* _EXERCISE AIM_
The complete set of records should be given again verbatim.
*** Opening MATERIAL SHOWN ***
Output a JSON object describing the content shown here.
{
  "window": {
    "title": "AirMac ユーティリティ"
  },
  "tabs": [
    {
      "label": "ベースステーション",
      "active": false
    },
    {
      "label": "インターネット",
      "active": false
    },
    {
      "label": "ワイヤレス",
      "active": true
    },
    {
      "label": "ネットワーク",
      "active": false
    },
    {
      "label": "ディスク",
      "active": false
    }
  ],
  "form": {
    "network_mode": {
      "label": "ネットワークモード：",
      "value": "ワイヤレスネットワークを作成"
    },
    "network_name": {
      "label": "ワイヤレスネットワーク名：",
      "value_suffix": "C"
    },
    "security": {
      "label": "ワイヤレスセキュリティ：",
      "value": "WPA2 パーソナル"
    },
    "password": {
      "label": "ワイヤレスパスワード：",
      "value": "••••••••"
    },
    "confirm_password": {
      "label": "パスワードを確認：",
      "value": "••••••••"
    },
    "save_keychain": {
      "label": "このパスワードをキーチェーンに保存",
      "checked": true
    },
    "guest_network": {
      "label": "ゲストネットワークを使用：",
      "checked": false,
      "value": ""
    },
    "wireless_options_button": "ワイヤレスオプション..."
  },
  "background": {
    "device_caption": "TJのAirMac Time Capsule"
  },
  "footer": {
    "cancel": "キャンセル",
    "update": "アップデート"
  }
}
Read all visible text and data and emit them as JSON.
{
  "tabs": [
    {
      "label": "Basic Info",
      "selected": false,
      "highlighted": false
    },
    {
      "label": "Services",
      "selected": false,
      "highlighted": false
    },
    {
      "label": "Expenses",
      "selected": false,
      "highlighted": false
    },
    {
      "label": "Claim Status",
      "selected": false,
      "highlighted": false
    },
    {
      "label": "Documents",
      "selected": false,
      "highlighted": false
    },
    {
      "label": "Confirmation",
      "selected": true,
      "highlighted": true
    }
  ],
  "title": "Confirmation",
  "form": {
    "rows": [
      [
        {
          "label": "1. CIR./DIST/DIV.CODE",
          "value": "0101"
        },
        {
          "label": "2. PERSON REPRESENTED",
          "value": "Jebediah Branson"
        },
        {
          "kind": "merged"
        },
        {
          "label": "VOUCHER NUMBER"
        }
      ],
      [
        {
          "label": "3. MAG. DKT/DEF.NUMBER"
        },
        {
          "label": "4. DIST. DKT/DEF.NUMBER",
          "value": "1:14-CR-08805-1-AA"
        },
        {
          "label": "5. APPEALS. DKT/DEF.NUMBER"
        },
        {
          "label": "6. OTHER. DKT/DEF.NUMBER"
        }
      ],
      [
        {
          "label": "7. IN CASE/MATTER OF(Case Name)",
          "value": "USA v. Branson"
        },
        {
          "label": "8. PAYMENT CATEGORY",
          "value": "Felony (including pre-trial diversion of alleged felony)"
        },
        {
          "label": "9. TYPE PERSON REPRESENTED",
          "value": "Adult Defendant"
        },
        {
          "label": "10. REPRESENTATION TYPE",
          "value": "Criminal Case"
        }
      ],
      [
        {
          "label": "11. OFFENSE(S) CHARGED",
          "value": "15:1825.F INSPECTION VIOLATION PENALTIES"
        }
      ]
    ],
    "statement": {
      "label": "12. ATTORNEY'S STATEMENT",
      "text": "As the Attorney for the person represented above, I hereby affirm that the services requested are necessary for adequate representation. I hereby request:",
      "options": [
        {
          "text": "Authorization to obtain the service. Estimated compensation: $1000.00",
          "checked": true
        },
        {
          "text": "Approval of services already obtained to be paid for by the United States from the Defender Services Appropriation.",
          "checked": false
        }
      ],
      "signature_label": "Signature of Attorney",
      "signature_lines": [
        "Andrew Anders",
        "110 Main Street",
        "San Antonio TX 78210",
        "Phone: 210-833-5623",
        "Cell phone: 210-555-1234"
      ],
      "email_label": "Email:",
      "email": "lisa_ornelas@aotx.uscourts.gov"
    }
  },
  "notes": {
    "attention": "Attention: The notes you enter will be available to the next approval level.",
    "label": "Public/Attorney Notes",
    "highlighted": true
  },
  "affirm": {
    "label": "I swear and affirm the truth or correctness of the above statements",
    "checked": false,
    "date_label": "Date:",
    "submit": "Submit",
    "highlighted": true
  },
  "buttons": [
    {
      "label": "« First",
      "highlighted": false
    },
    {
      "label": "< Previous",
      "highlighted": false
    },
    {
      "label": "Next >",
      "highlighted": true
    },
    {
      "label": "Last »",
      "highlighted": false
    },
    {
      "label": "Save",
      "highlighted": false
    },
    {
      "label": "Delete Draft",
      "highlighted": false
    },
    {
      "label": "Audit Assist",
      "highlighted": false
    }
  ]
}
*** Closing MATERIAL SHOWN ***
* _TASK SOLUTION_
Output a JSON object describing the content shown here.
{
  "window": {
    "title": "AirMac ユーティリティ"
  },
  "tabs": [
    {
      "label": "ベースステーション",
      "active": false
    },
    {
      "label": "インターネット",
      "active": false
    },
    {
      "label": "ワイヤレス",
      "active": true
    },
    {
      "label": "ネットワーク",
      "active": false
    },
    {
      "label": "ディスク",
      "active": false
    }
  ],
  "form": {
    "network_mode": {
      "label": "ネットワークモード：",
      "value": "ワイヤレスネットワークを作成"
    },
    "network_name": {
      "label": "ワイヤレスネットワーク名：",
      "value_suffix": "C"
    },
    "security": {
      "label": "ワイヤレスセキュリティ：",
      "value": "WPA2 パーソナル"
    },
    "password": {
      "label": "ワイヤレスパスワード：",
      "value": "••••••••"
    },
    "confirm_password": {
      "label": "パスワードを確認：",
      "value": "••••••••"
    },
    "save_keychain": {
      "label": "このパスワードをキーチェーンに保存",
      "checked": true
    },
    "guest_network": {
      "label": "ゲストネットワークを使用：",
      "checked": false,
      "value": ""
    },
    "wireless_options_button": "ワイヤレスオプション..."
  },
  "background": {
    "device_caption": "TJのAirMac Time Capsule"
  },
  "footer": {
    "cancel": "キャンセル",
    "update": "アップデート"
  }
}
Read all visible text and data and emit them as JSON.
{
  "tabs": [
    {
      "label": "Basic Info",
      "selected": false,
      "highlighted": false
    },
    {
      "label": "Services",
      "selected": false,
      "highlighted": false
    },
    {
      "label": "Expenses",
      "selected": false,
      "highlighted": false
    },
    {
      "label": "Claim Status",
      "selected": false,
      "highlighted": false
    },
    {
      "label": "Documents",
      "selected": false,
      "highlighted": false
    },
    {
      "label": "Confirmation",
      "selected": true,
      "highlighted": true
    }
  ],
  "title": "Confirmation",
  "form": {
    "rows": [
      [
        {
          "label": "1. CIR./DIST/DIV.CODE",
          "value": "0101"
        },
        {
          "label": "2. PERSON REPRESENTED",
          "value": "Jebediah Branson"
        },
        {
          "kind": "merged"
        },
        {
          "label": "VOUCHER NUMBER"
        }
      ],
      [
        {
          "label": "3. MAG. DKT/DEF.NUMBER"
        },
        {
          "label": "4. DIST. DKT/DEF.NUMBER",
          "value": "1:14-CR-08805-1-AA"
        },
        {
          "label": "5. APPEALS. DKT/DEF.NUMBER"
        },
        {
          "label": "6. OTHER. DKT/DEF.NUMBER"
        }
      ],
      [
        {
          "label": "7. IN CASE/MATTER OF(Case Name)",
          "value": "USA v. Branson"
        },
        {
          "label": "8. PAYMENT CATEGORY",
          "value": "Felony (including pre-trial diversion of alleged felony)"
        },
        {
          "label": "9. TYPE PERSON REPRESENTED",
          "value": "Adult Defendant"
        },
        {
          "label": "10. REPRESENTATION TYPE",
          "value": "Criminal Case"
        }
      ],
      [
        {
          "label": "11. OFFENSE(S) CHARGED",
          "value": "15:1825.F INSPECTION VIOLATION PENALTIES"
        }
      ]
    ],
    "statement": {
      "label": "12. ATTORNEY'S STATEMENT",
      "text": "As the Attorney for the person represented above, I hereby affirm that the services requested are necessary for adequate representation. I hereby request:",
      "options": [
        {
          "text": "Authorization to obtain the service. Estimated compensation: $1000.00",
          "checked": true
        },
        {
          "text": "Approval of services already obtained to be paid for by the United States from the Defender Services Appropriation.",
          "checked": false
        }
      ],
      "signature_label": "Signature of Attorney",
      "signature_lines": [
        "Andrew Anders",
        "110 Main Street",
        "San Antonio TX 78210",
        "Phone: 210-833-5623",
        "Cell phone: 210-555-1234"
      ],
      "email_label": "Email:",
      "email": "lisa_ornelas@aotx.uscourts.gov"
    }
  },
  "notes": {
    "attention": "Attention: The notes you enter will be available to the next approval level.",
    "label": "Public/Attorney Notes",
    "highlighted": true
  },
  "affirm": {
    "label": "I swear and affirm the truth or correctness of the above statements",
    "checked": false,
    "date_label": "Date:",
    "submit": "Submit",
    "highlighted": true
  },
  "buttons": [
    {
      "label": "« First",
      "highlighted": false
    },
    {
      "label": "< Previous",
      "highlighted": false
    },
    {
      "label": "Next >",
      "highlighted": true
    },
    {
      "label": "Last »",
      "highlighted": false
    },
    {
      "label": "Save",
      "highlighted": false
    },
    {
      "label": "Delete Draft",
      "highlighted": false
    },
    {
      "label": "Audit Assist",
      "highlighted": false
    }
  ]
}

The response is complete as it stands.